=== The task ===
Your response should contain every line from the data below that holds the string "name".

Web page and app entries
*** Begin section ***
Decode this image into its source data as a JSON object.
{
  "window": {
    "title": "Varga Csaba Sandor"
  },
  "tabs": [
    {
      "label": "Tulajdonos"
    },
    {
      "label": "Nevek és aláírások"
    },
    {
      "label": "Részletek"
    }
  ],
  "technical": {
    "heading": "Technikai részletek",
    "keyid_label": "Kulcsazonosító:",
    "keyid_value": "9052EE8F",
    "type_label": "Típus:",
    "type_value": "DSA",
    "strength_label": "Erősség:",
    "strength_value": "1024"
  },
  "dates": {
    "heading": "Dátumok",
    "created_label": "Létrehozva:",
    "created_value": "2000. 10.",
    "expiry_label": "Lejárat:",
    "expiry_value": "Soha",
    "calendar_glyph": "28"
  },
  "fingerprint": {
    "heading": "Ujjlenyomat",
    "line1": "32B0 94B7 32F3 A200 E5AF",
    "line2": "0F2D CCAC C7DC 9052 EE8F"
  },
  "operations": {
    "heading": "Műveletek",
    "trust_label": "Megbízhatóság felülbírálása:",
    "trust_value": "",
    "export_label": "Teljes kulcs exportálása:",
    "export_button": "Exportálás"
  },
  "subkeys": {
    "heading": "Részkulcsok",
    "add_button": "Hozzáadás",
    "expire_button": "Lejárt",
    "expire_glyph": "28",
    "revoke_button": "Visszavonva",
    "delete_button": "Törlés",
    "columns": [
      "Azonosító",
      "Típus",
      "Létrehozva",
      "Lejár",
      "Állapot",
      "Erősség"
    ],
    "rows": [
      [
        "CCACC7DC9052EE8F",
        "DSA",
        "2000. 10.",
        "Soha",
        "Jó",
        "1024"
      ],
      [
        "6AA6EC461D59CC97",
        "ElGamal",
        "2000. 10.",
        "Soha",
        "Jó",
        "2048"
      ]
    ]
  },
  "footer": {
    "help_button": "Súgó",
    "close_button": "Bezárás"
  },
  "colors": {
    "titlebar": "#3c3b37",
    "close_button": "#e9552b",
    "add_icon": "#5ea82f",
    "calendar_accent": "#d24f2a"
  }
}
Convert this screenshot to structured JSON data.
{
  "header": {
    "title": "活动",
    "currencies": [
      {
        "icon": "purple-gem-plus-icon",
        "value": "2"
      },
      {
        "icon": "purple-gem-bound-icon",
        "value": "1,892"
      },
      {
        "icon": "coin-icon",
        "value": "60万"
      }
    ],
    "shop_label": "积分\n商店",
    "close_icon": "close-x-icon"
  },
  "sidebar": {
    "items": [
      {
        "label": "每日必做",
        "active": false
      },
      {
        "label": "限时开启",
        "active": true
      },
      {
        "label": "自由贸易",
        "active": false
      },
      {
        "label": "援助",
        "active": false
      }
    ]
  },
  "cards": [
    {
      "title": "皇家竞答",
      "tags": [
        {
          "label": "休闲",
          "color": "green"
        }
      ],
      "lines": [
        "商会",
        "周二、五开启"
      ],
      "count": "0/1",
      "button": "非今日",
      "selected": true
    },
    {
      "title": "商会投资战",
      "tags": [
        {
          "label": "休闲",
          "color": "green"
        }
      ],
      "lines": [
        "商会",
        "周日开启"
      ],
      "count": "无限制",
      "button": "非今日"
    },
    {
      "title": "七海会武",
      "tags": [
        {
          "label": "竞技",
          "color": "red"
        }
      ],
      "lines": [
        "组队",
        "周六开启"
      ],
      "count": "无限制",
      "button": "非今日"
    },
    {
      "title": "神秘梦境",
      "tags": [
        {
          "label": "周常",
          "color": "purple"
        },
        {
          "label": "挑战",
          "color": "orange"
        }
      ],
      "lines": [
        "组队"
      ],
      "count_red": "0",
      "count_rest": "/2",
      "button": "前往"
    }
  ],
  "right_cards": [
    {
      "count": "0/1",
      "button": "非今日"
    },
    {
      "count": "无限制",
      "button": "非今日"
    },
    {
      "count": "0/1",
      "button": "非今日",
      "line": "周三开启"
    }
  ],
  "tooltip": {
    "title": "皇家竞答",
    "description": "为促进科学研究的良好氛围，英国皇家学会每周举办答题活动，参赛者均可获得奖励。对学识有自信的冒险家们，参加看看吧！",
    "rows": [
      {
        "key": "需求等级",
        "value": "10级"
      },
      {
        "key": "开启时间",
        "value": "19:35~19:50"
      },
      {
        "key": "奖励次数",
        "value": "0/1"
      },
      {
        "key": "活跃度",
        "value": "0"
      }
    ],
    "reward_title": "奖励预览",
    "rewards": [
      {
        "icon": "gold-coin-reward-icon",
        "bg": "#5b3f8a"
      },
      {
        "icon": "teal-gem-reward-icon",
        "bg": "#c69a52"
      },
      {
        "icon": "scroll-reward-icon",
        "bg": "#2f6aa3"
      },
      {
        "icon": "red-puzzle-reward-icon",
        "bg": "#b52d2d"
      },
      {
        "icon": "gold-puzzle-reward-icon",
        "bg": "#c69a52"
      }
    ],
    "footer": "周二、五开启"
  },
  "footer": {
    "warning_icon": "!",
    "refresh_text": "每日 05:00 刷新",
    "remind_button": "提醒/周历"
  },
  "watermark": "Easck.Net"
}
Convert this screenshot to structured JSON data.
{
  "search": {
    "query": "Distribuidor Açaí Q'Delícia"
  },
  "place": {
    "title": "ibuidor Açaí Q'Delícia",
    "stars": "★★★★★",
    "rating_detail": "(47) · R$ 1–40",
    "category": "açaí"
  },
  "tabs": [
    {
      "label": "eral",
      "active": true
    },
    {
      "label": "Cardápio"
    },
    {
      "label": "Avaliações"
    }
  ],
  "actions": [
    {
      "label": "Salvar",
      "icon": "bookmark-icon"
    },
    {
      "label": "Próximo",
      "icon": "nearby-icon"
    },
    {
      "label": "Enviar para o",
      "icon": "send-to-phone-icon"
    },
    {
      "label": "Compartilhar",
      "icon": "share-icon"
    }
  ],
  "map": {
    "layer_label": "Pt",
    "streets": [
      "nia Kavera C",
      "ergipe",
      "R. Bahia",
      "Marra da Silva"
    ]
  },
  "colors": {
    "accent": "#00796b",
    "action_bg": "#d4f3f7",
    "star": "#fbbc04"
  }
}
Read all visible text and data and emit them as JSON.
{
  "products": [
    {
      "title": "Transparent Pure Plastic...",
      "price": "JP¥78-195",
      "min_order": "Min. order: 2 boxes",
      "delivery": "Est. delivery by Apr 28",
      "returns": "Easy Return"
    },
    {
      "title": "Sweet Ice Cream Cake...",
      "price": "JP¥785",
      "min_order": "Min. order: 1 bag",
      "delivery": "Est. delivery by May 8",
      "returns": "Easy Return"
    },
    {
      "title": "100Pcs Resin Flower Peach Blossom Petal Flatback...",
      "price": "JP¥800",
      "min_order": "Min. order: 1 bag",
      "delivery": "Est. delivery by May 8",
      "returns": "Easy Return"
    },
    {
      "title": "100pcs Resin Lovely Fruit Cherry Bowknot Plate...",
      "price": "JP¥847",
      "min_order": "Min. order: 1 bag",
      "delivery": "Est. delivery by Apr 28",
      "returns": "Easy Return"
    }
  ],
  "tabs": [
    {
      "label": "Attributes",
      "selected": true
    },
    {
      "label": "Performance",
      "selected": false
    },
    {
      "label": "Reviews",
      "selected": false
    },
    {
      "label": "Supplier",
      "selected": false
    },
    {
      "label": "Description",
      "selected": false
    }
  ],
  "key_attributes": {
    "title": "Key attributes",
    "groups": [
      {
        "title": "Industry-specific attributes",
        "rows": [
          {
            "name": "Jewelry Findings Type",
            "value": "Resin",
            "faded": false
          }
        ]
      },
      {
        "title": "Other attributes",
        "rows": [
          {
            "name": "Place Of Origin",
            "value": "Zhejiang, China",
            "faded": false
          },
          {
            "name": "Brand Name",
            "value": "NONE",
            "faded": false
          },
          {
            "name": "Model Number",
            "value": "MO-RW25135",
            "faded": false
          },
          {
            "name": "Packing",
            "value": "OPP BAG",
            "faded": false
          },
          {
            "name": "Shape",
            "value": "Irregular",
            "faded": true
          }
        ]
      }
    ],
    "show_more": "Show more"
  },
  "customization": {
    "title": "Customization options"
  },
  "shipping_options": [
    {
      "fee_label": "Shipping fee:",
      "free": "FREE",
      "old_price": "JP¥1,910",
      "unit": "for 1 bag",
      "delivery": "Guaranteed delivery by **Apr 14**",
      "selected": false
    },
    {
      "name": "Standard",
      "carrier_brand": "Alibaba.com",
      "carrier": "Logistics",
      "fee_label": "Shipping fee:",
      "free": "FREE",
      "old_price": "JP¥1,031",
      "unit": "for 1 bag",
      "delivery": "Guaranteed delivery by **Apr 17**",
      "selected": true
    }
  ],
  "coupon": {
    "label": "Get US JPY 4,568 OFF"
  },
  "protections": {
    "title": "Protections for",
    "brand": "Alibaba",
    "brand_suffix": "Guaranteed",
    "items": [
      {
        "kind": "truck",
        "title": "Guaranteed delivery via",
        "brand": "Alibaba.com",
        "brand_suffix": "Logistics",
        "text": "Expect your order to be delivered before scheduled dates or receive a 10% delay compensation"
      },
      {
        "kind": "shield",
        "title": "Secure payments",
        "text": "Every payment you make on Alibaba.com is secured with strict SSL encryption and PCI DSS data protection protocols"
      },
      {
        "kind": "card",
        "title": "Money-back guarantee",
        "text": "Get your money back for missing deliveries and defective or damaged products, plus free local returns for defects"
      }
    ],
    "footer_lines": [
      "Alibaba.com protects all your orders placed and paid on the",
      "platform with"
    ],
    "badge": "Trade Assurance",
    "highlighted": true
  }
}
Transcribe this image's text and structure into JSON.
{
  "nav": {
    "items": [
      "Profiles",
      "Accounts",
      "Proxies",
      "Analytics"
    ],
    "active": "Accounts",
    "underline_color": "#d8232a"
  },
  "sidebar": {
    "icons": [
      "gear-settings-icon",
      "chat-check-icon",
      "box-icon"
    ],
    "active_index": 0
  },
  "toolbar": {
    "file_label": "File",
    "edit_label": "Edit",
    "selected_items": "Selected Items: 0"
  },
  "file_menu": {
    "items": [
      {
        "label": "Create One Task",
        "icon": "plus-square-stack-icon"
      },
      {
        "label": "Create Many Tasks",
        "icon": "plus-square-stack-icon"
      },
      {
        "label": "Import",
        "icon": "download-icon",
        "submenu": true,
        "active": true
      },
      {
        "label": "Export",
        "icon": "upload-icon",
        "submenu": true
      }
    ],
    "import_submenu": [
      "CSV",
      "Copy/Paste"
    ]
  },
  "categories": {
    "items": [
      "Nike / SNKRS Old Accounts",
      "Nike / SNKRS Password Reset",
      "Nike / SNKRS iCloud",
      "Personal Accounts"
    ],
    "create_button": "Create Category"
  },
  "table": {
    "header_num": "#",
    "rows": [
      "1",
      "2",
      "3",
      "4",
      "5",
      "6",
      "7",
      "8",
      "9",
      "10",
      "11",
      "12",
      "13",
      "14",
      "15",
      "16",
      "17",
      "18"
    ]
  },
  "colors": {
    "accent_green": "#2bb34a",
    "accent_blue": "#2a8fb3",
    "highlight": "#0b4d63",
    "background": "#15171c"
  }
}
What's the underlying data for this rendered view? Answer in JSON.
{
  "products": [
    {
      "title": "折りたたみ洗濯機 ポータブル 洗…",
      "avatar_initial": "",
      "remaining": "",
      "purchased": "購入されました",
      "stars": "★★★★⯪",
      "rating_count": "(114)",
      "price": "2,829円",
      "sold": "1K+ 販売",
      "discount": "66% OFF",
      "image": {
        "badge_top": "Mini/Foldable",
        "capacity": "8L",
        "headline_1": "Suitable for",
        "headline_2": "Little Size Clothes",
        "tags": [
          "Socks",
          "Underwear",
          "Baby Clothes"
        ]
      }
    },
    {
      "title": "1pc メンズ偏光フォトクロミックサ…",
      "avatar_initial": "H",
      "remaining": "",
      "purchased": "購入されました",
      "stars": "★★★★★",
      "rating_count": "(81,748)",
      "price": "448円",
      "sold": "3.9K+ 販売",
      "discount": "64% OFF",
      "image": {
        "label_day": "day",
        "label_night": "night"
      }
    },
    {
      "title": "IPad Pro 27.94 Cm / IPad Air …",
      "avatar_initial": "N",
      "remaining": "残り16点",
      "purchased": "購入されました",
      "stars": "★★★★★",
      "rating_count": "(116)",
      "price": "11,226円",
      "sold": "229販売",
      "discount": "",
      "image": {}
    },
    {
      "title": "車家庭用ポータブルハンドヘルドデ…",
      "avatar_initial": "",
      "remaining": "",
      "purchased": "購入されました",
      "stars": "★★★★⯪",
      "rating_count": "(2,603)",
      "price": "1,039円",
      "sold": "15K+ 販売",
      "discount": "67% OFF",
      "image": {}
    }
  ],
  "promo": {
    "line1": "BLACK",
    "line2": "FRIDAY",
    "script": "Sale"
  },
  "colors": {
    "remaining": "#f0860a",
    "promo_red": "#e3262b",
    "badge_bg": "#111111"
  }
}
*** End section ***
=== Result of this exercise ===
            "name": "Jewelry Findings Type",
            "name": "Place Of Origin",
            "name": "Brand Name",
            "name": "Model Number",
            "name": "Packing",
            "name": "Shape",
      "name": "Standard",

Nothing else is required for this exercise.